- **INSTRUCTIONS FOR THE TASK**:
Below are records to retype exactly, except for the pictures.

- **EXTRACTED INFORMATION**:
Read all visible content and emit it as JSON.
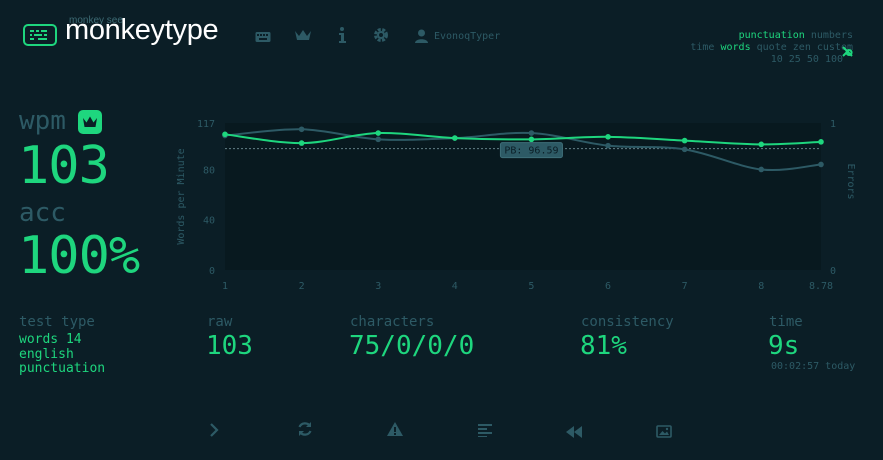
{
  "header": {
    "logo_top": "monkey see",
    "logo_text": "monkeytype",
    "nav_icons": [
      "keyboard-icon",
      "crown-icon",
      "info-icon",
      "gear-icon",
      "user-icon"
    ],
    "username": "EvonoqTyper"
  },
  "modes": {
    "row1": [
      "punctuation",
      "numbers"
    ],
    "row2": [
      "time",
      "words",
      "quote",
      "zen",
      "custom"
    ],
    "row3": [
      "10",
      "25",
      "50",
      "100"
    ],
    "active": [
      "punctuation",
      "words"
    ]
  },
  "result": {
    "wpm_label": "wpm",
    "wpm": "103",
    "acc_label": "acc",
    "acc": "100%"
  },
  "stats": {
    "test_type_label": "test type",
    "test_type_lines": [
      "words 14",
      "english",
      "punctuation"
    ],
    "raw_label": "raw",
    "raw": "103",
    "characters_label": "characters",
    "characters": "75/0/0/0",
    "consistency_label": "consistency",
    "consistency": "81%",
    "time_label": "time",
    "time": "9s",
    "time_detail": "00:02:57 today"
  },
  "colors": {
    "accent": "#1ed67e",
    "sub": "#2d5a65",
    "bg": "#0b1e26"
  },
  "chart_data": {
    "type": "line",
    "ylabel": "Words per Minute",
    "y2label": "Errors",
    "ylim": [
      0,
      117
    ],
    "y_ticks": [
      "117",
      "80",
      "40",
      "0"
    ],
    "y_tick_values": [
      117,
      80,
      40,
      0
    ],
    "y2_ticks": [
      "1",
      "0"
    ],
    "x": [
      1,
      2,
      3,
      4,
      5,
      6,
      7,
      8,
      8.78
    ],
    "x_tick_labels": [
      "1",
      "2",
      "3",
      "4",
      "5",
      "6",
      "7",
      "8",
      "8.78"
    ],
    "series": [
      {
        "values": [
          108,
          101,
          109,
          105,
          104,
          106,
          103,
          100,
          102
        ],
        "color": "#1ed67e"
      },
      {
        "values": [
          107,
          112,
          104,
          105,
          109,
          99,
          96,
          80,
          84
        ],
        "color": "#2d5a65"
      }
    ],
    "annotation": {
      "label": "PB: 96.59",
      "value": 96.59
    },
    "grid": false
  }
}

- **RESPONSE TO THE EXERCISE**:
Read all visible content and emit it as JSON.
{
  "header": {
    "logo_top": "monkey see",
    "logo_text": "monkeytype",
    "nav_icons": [
      "keyboard-icon",
      "crown-icon",
      "info-icon",
      "gear-icon",
      "user-icon"
    ],
    "username": "EvonoqTyper"
  },
  "modes": {
    "row1": [
      "punctuation",
      "numbers"
    ],
    "row2": [
      "time",
      "words",
      "quote",
      "zen",
      "custom"
    ],
    "row3": [
      "10",
      "25",
      "50",
      "100"
    ],
    "active": [
      "punctuation",
      "words"
    ]
  },
  "result": {
    "wpm_label": "wpm",
    "wpm": "103",
    "acc_label": "acc",
    "acc": "100%"
  },
  "stats": {
    "test_type_label": "test type",
    "test_type_lines": [
      "words 14",
      "english",
      "punctuation"
    ],
    "raw_label": "raw",
    "raw": "103",
    "characters_label": "characters",
    "characters": "75/0/0/0",
    "consistency_label": "consistency",
    "consistency": "81%",
    "time_label": "time",
    "time": "9s",
    "time_detail": "00:02:57 today"
  },
  "colors": {
    "accent": "#1ed67e",
    "sub": "#2d5a65",
    "bg": "#0b1e26"
  },
  "chart_data": {
    "type": "line",
    "ylabel": "Words per Minute",
    "y2label": "Errors",
    "ylim": [
      0,
      117
    ],
    "y_ticks": [
      "117",
      "80",
      "40",
      "0"
    ],
    "y_tick_values": [
      117,
      80,
      40,
      0
    ],
    "y2_ticks": [
      "1",
      "0"
    ],
    "x": [
      1,
      2,
      3,
      4,
      5,
      6,
      7,
      8,
      8.78
    ],
    "x_tick_labels": [
      "1",
      "2",
      "3",
      "4",
      "5",
      "6",
      "7",
      "8",
      "8.78"
    ],
    "series": [
      {
        "values": [
          108,
          101,
          109,
          105,
          104,
          106,
          103,
          100,
          102
        ],
        "color": "#1ed67e"
      },
      {
        "values": [
          107,
          112,
          104,
          105,
          109,
          99,
          96,
          80,
          84
        ],
        "color": "#2d5a65"
      }
    ],
    "annotation": {
      "label": "PB: 96.59",
      "value": 96.59
    },
    "grid": false
  }
}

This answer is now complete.